I hugged him, thinking he probably had run just as bad of a race as I had — I thought — my misery had finally found company. Then he told me his time: 2:58 — I WASSHOCKED! This was the time he was shooting for, to break 3 hours! I was so surprised and happy for him!
Then he asked me how I did, and I burst into tears, so ashamed of myself and not getting a PR like he did. He was so sweet to hold me there, shivering in the wind, until I could pull myself together. I guess I was feeling pretty bad, even though those last few miles I didn’t care about anything but just that it would be over soon!
It was his day. And I am so proud of him. I remember thinking wow, I don’t want to run his course again, I’m not happy. Then when I finished my husband said “I want to do this course again. The water stations every mile really helped.”
Doug and Jill after finishing the Boston Marathon
The Play by Play: Average Minutes/Mile
Mile 1. 8:44 — starting out in Hopkinton, downhill
Mile 2. 8:33 — still downhill, trying to hold back and save my quads for later
I built this race up so much in my mind, thinking I would be on a magical cloud 9 during the race. However, I had no idea how grueling the course would feel on my body! Those downhills tore my quads to shreds, making the last 10k of the race extremely painful! I was happy to walk away with negative splits, but sorely disappointed not to get a PR…Seems like the road to getting PR in the marathon is long, especially when it takes multiple marathons.

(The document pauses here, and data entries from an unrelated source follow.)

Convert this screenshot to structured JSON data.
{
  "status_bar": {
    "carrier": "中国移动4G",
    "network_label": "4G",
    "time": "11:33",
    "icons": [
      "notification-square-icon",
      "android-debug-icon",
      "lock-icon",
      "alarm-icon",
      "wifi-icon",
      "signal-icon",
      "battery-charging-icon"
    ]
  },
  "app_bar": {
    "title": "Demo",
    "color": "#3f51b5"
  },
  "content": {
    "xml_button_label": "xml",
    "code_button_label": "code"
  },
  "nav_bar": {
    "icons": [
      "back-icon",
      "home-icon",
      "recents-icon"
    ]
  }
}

Now that I’ve completed 3 marathons, I want to cut back and focus on my goals in the 5k, mile, and half marathons. I’m feeling inspired to chase my dreams of breaking my PRs in the shorter distances. I always wanted to break 20 minutes in the 5k, and 6 minutes in the mile. Looking forward to getting some speed in my legs, and bringing this speed into the marathon, and hopefully getting my PR in the 26.2!
Many of us want to be more efficient with our work. We want to cover more ground in less time, use less energy, etc. Runners seem to have this down to a science. They aim to accomplish more in less time, cover more ground, and use less energy. They prepare well, and push themselves beyond their limits.
What’s even more special is:
“After completing the training and the marathon, many runners break through mental confidence barriers and go on to accomplishing things they never thought possible before their finish.” — Jeff Galloway’s Blog
“The will to win means nothing without the will to prepare.”~Juma Ikangaa, NYC Marathon Champion
Marathon Runners learn to be efficient. They try to cover more ground in less time. When they can’t shave off time, they try to cover more ground, with less energy. It is all about becoming more and more efficient, and the runner who runs most efficiently wins.
What is interesting to me is the techniques and strategies runners choose to use to prepare to win. Speed workouts, rest, long runs, recovery, and cross training all go into that preparation, and in the long run, it helps them get to the finish line in few steps than before. Metaphorically speaking, can the same techniques be applied to cover more ground with the work we do?
As User Experience professionals, we need to make the experiences we create more efficient. The experience using our designs needs to be faster, so that the user doesn’t have to take as many steps. Our goal should be to help users accomplish their goals in less time, using our system. In order to do this, we need to constantly be testing our experiences, and seeing how fast they are — how quickly do they allow users to use them? As NYC Marathon Champion Jumaa Ikanga said, our “will to win means nothing with out the will to prepare.” If we want to build great experiences, we need to train our systems to be efficient — through constant “speed workouts” with users.